Being young and living in a large city can be hard—there’s always something to spend money on, whether it’s a hot new restaurant, that trendy fitness class, or Hamilton tickets. It’s easy to get caught up and find yourself with three “side hustles” just to keep afloat, but I’ve found that with careful spending and strategic management, it’s possible to buy most of the things you want, even on a limited salary.
When it comes to chicken, some cooks are beholden to the breast, but I’m a thigh girl—no ifs, ands, or buts. I get the appeal of breasts. They’re easy on the eyes, unfussy, and dependable—the food equivalent of having a crush on the pretty-boy next door. Thighs, on the other hand, are rougher around the edges. Their sexy-ugly lumpiness might scare you a little, and you may not be sure quite what to do with them, but you’re drawn to them anyway.

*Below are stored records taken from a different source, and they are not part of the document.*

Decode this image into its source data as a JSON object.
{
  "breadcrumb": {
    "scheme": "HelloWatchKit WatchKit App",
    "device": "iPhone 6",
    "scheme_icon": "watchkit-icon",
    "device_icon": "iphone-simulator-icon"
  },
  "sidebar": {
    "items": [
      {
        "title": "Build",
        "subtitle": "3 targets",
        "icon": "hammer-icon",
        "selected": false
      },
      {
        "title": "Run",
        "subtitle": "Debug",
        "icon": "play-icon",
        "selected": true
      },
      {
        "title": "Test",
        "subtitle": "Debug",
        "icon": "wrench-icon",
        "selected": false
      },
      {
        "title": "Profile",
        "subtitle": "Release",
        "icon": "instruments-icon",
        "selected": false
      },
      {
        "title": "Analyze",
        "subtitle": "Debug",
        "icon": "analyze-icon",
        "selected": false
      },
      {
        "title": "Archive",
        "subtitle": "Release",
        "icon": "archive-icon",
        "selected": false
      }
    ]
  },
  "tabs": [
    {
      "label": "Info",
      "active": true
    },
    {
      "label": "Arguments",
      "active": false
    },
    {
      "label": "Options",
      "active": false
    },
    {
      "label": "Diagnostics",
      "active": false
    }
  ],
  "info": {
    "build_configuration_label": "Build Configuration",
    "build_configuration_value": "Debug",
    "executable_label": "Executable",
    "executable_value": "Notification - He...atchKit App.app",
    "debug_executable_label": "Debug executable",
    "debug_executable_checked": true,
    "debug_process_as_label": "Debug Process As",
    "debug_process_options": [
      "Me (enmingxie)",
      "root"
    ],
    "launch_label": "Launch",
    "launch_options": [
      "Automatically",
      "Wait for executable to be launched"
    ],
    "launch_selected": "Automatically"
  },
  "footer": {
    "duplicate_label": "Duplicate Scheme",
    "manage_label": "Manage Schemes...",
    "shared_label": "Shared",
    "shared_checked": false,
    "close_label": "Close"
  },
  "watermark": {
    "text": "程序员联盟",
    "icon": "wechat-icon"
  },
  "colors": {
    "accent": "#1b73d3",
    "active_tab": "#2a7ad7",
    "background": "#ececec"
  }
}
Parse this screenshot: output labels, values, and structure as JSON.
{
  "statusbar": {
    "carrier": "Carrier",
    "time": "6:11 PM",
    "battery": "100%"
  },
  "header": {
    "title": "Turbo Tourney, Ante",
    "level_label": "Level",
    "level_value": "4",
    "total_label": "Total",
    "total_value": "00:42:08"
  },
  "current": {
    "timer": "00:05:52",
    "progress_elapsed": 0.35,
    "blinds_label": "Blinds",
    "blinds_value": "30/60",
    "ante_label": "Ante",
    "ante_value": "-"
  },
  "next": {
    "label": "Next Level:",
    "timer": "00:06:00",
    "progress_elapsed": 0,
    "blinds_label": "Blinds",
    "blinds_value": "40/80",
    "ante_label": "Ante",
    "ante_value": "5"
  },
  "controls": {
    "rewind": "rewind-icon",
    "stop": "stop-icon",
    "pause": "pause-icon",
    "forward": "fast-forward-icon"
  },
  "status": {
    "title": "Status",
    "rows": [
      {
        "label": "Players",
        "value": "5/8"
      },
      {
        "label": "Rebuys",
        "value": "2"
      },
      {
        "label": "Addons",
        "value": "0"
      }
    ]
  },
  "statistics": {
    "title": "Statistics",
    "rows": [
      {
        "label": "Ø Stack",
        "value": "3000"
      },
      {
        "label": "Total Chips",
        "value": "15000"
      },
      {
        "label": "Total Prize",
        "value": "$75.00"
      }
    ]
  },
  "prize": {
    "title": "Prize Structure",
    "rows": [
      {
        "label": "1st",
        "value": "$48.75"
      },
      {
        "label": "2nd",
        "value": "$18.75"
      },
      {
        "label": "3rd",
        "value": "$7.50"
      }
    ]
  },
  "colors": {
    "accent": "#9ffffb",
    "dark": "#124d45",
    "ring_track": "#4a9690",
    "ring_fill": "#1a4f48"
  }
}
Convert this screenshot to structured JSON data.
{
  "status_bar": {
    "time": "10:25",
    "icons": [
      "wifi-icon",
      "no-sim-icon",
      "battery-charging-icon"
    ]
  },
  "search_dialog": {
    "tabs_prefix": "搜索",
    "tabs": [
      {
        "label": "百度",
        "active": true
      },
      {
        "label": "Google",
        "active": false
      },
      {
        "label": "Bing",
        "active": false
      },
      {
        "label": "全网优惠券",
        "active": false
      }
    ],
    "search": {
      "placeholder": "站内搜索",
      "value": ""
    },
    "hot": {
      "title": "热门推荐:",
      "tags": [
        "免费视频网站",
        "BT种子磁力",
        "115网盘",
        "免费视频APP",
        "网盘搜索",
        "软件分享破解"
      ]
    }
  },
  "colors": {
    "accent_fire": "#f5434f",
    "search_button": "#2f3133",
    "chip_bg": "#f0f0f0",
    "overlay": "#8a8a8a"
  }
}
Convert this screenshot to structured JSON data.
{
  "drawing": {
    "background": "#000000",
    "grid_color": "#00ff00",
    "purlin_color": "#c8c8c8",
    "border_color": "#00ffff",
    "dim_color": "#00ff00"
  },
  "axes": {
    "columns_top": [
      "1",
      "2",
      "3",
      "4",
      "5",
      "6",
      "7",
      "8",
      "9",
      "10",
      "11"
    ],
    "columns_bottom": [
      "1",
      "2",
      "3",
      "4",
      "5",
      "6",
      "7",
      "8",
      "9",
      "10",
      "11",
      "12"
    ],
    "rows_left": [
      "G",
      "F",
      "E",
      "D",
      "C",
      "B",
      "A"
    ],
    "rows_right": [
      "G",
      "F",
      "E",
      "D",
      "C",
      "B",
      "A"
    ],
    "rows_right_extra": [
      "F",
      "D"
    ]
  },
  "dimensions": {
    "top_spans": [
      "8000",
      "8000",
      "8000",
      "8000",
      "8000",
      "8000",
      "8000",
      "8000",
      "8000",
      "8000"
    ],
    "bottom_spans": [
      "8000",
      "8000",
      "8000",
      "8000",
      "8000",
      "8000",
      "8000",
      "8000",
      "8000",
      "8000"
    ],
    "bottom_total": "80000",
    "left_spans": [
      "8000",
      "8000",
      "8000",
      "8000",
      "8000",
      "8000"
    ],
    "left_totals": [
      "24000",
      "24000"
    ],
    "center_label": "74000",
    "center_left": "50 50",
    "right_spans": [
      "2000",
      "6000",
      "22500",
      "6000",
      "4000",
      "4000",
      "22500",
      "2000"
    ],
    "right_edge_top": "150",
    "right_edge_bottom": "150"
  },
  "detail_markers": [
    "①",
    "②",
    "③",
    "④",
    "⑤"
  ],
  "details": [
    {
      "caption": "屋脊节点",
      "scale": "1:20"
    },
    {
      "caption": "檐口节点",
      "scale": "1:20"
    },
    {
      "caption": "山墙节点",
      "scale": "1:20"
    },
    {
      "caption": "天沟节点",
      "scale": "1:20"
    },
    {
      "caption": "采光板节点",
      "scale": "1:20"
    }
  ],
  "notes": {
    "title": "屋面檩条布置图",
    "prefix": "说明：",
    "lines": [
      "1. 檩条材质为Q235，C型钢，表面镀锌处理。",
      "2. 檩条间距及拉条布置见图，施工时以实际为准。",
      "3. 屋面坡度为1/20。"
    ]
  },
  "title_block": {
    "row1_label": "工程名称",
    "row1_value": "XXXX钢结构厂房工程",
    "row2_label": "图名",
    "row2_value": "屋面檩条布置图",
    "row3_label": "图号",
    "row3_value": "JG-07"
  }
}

Save and organize all of the stuff you love in one place. There are 3 million chicken recipes on the internet. We're here to show you the good ones. Win, win. Some nights we want a bright, fruit-spiked salad, other nights we crave a huge, hearty spread, but most nights we want lotsa pasta—something that's quick, simple to prepare, and so satisfying you would never know it took you thirty minutes. Add some chicken to the mix and you have yourself a square meal (that still fits in a bowl).
Muck Rack makes it simple to find people, tweets, or articles that mention any name, keyword, company, hashtag etc. We've compiled this guide to help you make the most of your search.
Selecting a term
Start searching tweets, articles from media outlets, articles mentioned in tweets, journalists'
names, titles and bios with some suggested searches:
Companies or Topics (e.g. iPhone, Microsoft)
Phrases (e.g. "cloud computing") — use quotes to keep the terms together
Twitter handles (e.g. @username) — returns those who have mentioned or replied to
Names (e.g. "David Pogue")
Hashtags (e.g. #sxsw, #london2012)
Bio details (e.g. vegan, Olympics, father)
Muck Rack's Advanced Search allows for many boolean operators.
Find results that mention multiple specified terms, use AND or
+. For example, ensure each result contains both Elon Musk and Mark Zuckerberg by
searching Obama AND Romney or Obama + Romney.
Use the operators OR or , to broaden your search when you'd like either of
multiple terms to appear in results. (This is the default behavior of our search when no operators
are used.) For example, search for democrat OR republican to find results that refer to
Democrats and/or Republicans.
Use NOT or - to subtract results from your search. For
example, searching Disney will yield results about the Walt Disney Company as well as Walt Disney
World Resort. To exclude mentions of Disney World, search for Disney -World or Disney
When using one of these operators with a phrase, enclose it in quotation marks. For example, you can
find results about smartphones excluding Apple's iPhone 4S by searching smartphone -"iPhone
Exact case matching or punctuation
If you're searching for a brand name or keyword that relies on specific punctuation marks or capitalization, you can
find results that match your exact query by adding matchcase: before the keyword you're searching for, like matchcase:E*TRADE .
Use parentheses to separate multiple
boolean phrases. For example, to find journalists talking about having fun in Disney World or
Disneyland, search for ("disney world" OR disneyland) AND fun.
An asterisk can be used to search for any variation of a root word truncated by the asterisk. For example, searching for admin* will return results for administrator, administration, administer, administered, etc.
A near operator is an AND operator where you can control the distance between the words. You can vary the distance the near operation uses by adding a forward slash and number (between 0-99) such as strawberries NEAR/10 "whipped cream", which means the strawberries must exist within 10 words of "whipped cream".